As not only a year, but also a decade came to a close, we caught up with three CBOS members to find out about their New Year’s Resolutions. On the back of a big year for climate awareness - and one in which much of CBOS’ work became even more urgent - our colleagues Avi Shankar, Deborah Brewis, and Ines Wemheuer explain how they will seek to ‘walk-the-sustainability-talk‘ in 2020.

Travel related CO2 emissions are a well-documented cause of climate change. Academic work, by its nature is international, and there are a number of opportunities for reducing our environmental footprint when we travel for work. Professor Avi Shankar says “I no longer fly to conferences”, and Dr Johanne Grosvold noted in her reflections on a conference that it is time to think differently about things like conference attendance. She is not attending conferences in North America this year for that reason.

The fashion industry is one of the major polluting industries in the world. In 2018 it was estimated that the fashion industry produces 8% of all manmade CO2 emissions. To make matters worse, the tendency in the West towards “fast fashion” has meant that more and more clothes are being produced – and disposed of – every year. While the most sustainable approach is of course to buy nothing, this isn’t always possible. In that case, how do we affect change? By putting our money where our mouth is, and spending purposefully. Only buy what is essential and get it from an ethical source. Shop second hand where possible, or even rent outfits for special occasions. As more and more consumers reject fast fashion, and profits fall, brands will adapt to survive, prioritising the ethical viewpoints of their customers. Insa Wemheuer is taking a tough approach;

“I aim to buy nothing new other than food or hygiene products. If I feel like I absolutely have to buy something, like clothing or a gift, I’ll aim to get it second-hand or even try and make it myself!”

Dr Deborah Brewis has committed to making herself better informed, and to understand more about how she can make earth-positive choices and facilitate change; “Climate breakdown is happening, and it’s scary. The only way I know how to face it is by taking action: This year, as well as making changes in how I live day-to-day, I am resolving to become more informed about my impact on the environment by sitting down to do some research into the carbon impact of my everyday food, travel, energy consumption and waste using online calculators and books. I try to get my head around the global-ness of the issue by reading at least one article every week to learn from voices from the Global South and Indigenous peoples and about alternative approaches to the economy.”

Individual consumer behaviour is a significant driver of change. However, real improvement won’t be possible without action from government. Write to your MP to encourage them to campaign for green policies in parliament, and to make sustainable changes in the local community.

“I’m committing to do my bit to advocate for coordinated action in response to the crisis. I’d like to get more involved locally where I live and where I work, by joining a community action group and writing to my MP” says Dr Brewis.

What difference can we make?

With so many politicians fiddling as Australia burns, it’s easy to feel pessimistic about our chance of halting the damage. But we cannot become despondent. Although change must of course come via coordinated international efforts on behalf of governments and corporations, individuals can and should make a difference.
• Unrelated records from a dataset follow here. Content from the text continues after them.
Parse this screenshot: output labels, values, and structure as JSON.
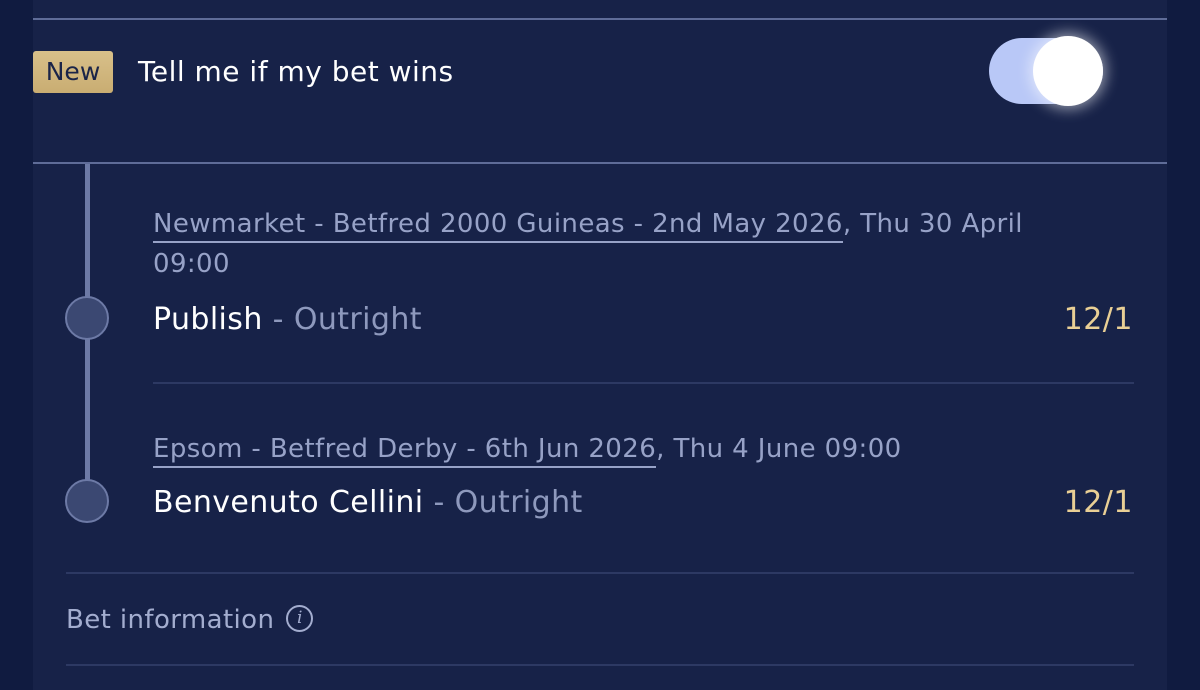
{
  "notify": {
    "badge": "New",
    "label": "Tell me if my bet wins",
    "toggle_on": true
  },
  "legs": [
    {
      "event_link": "Newmarket - Betfred 2000 Guineas - 2nd May 2026",
      "event_datetime_line1": ", Thu 30 April",
      "event_datetime_line2": "09:00",
      "selection": "Publish",
      "market": " - Outright",
      "odds": "12/1"
    },
    {
      "event_link": "Epsom - Betfred Derby - 6th Jun 2026",
      "event_datetime_line1": ", Thu 4 June 09:00",
      "selection": "Benvenuto Cellini",
      "market": " - Outright",
      "odds": "12/1"
    }
  ],
  "bet_info": {
    "label": "Bet information",
    "icon": "info-icon"
  },
  "colors": {
    "background": "#101b40",
    "card": "#172248",
    "accent_gold": "#e9cf95",
    "toggle_track": "#b9c8f7"
  }
}
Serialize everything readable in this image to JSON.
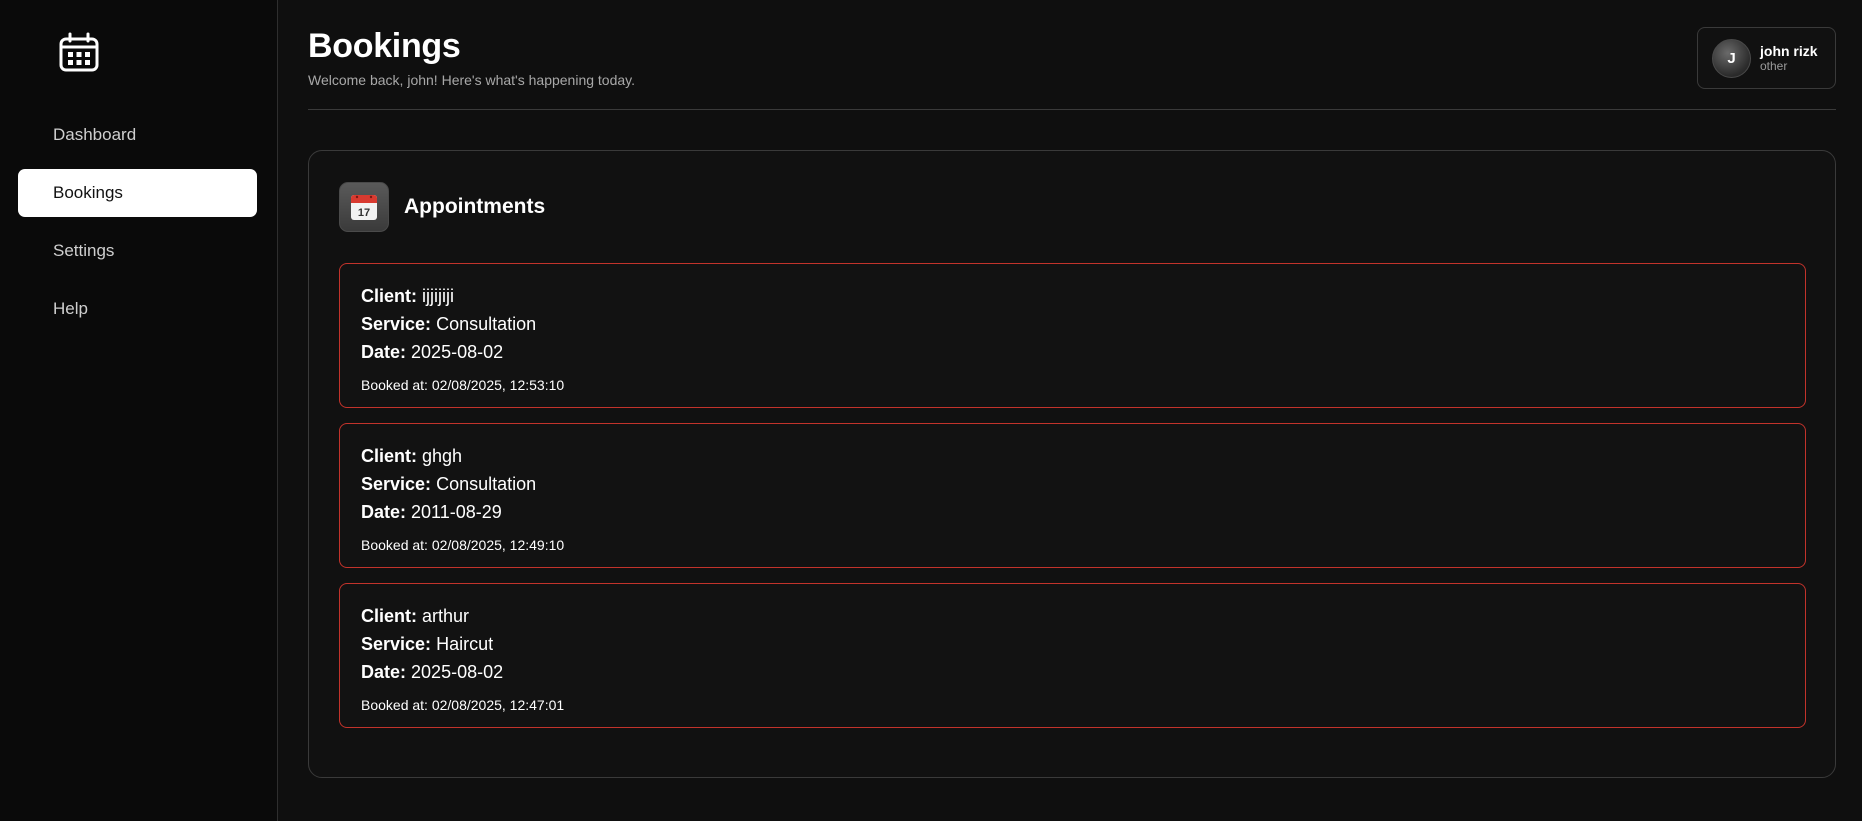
{
  "sidebar": {
    "logo_icon": "calendar-icon",
    "items": [
      {
        "label": "Dashboard",
        "active": false
      },
      {
        "label": "Bookings",
        "active": true
      },
      {
        "label": "Settings",
        "active": false
      },
      {
        "label": "Help",
        "active": false
      }
    ]
  },
  "header": {
    "title": "Bookings",
    "subtitle": "Welcome back, john! Here's what's happening today."
  },
  "user": {
    "initial": "J",
    "name": "john rizk",
    "role": "other"
  },
  "appointments": {
    "title": "Appointments",
    "icon": "calendar-17-icon",
    "icon_day": "17",
    "labels": {
      "client": "Client:",
      "service": "Service:",
      "date": "Date:",
      "booked_at": "Booked at:"
    },
    "items": [
      {
        "client": "ijjijiji",
        "service": "Consultation",
        "date": "2025-08-02",
        "booked_at": "02/08/2025, 12:53:10"
      },
      {
        "client": "ghgh",
        "service": "Consultation",
        "date": "2011-08-29",
        "booked_at": "02/08/2025, 12:49:10"
      },
      {
        "client": "arthur",
        "service": "Haircut",
        "date": "2025-08-02",
        "booked_at": "02/08/2025, 12:47:01"
      }
    ]
  },
  "colors": {
    "background": "#0f0f0f",
    "booking_border": "#c2332b",
    "active_nav_bg": "#ffffff"
  }
}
The best part is, it’s already happening. While we are by no means in the clear, the turning tide of public opinion is reason enough for hope. It is slowly becoming unacceptable to consume without regard, to prioritise profit over ethics and to pollute without consequence. Thanks to the efforts of some trail-blazing organisations, environmental advocacy groups and determined individuals, steps are being taken to rectify the damage done to our planet. Find out more about the small victories in our fight, and be inspired to believe that things can change.

Posted in: Business and society, Environment, Uncategorised


  • (we won't publish this)

Write a response